Yes, I did say I encourage my children to get an education and not be dependent on somebody else. But I also continued with “Then when they are older and fall in love they can make the decision that is best for their family. They can work with their partner to determine the dynamics of their marriage. They wonâ€™t have to be told by their partner what will happen in their family. They will be an active and informed contributor to their relationship.” If any of my children (either my daughter or my sons) decide to be a stay-at-home parent I think that would be wonderful. As long as it’s his/her decision and not solely his/her partners decision. I think it’s important for all children (regardless of race) to explore and find what interests them and makes them happy. Not just settle for what their spouse or society chooses for them.
You said, “You responded to a question about being a stay at home parent with strong statements negatively equating staying at home with being dependent.” As I stated, being dependent on somebody isn’t about money. We are all dependent on others for some reason or another; I’m dependent on my husband for companionship, on my children for help around the house, on my boss to provide me with a paycheck. However, when I say I don’t want my children to be dependent on somebody else I’m referring to their livelihood. I’m referring to their happiness. I’m referring to their decisions. I don’t want them to be dependent on somebody else to make all the decisions for them and they just be submissive. I expect my children to stand up for themselves and have their own voice.
And for the record, my husband is very independent. He has many friends he’s known his whole life and continues to hang out with to this day. He is an avid football fan who runs a fantasy league every winter. He loves to play softball and plays in a couple of different leagues, several nights a week from April through September. He does bring in a little bit of income doing side jobs, helping people with their computer problems. And he used this opportunity as a stay-at-home dad to go back to college and get his degree. So while my paycheck may be what pays our mortgage, my husband is very much an independent man who makes his own decisions.

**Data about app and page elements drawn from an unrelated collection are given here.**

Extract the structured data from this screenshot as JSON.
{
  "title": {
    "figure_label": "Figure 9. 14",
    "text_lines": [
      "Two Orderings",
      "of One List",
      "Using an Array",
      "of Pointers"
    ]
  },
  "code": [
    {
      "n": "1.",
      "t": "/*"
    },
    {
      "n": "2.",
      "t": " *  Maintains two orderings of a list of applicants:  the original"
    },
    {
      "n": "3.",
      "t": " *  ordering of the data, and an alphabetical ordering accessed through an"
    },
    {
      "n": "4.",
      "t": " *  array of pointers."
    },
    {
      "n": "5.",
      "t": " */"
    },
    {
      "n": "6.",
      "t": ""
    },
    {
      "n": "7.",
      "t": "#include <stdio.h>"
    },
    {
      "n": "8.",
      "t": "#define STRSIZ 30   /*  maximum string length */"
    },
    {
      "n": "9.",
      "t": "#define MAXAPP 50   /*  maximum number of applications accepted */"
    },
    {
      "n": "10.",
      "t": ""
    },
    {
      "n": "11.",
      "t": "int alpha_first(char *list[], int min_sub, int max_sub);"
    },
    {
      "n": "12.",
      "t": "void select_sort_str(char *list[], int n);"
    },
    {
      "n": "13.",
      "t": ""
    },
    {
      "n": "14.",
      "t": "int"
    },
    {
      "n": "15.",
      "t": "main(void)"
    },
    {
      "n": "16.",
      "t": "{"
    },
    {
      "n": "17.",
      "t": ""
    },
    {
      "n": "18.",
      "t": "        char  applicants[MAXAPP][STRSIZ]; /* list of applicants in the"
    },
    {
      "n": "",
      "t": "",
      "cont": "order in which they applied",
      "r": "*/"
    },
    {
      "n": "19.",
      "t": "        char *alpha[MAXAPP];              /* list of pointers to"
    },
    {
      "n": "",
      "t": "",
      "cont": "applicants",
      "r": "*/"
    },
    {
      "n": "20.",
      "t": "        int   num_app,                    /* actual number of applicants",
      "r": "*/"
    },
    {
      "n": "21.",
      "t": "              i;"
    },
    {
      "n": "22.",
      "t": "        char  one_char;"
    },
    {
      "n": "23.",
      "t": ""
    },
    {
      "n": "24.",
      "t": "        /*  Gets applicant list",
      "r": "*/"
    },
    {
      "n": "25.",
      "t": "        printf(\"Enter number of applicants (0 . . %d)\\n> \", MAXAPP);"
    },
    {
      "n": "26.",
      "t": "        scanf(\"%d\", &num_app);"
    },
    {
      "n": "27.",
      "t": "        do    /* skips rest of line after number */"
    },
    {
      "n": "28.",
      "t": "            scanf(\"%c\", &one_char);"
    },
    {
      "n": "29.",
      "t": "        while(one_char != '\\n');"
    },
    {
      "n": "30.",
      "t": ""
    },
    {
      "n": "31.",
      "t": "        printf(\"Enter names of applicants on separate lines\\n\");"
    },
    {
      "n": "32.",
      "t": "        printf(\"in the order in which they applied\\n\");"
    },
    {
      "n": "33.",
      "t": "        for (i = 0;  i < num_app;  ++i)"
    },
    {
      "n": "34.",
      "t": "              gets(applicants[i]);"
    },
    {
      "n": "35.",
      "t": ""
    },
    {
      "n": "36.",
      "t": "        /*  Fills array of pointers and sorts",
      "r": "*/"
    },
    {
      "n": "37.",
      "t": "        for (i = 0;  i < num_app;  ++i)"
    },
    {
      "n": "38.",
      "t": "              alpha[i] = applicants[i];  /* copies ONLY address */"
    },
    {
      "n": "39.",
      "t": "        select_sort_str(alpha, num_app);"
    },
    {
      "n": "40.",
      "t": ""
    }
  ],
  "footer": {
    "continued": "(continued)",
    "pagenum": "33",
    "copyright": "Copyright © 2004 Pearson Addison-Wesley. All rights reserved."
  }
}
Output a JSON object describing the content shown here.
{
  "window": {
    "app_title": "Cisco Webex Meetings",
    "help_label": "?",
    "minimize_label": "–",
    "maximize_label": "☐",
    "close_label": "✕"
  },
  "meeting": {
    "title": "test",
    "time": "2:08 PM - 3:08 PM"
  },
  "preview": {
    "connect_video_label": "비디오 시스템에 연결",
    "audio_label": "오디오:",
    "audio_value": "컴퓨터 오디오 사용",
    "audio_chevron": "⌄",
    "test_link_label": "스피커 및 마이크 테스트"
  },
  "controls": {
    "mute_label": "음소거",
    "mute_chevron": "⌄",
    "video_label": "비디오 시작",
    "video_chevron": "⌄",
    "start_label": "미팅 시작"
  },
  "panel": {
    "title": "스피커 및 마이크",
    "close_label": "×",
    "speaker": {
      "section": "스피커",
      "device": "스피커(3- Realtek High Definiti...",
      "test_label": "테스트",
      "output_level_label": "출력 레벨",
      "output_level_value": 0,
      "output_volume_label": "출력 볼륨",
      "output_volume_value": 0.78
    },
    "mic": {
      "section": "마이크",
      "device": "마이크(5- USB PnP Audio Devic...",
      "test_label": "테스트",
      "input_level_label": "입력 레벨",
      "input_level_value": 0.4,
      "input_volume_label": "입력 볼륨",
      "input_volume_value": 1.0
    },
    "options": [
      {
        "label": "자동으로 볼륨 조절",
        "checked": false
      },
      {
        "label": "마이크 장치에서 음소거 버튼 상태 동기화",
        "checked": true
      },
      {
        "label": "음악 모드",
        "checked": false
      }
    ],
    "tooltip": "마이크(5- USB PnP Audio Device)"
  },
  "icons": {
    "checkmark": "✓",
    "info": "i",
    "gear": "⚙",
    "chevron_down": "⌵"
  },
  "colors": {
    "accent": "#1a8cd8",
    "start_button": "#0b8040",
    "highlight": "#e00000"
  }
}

You seem to be stuck on this idea that getting an education is the opposite of being a stay-at-home mom. Therefore, when we encourage our children to get an education rather than devote their young adulthood to finding a suitable husband that means we are discouraging them from being a mom. That’s so not the case. It’s not black and white. In reality we are encouraging our children to explore the world, to learn new things, and to find themselves. Then they can decide what they like best. Some women love being stay-at-home moms. Some aren’t cut out for it. But both can be equally capable and loving moms and wives.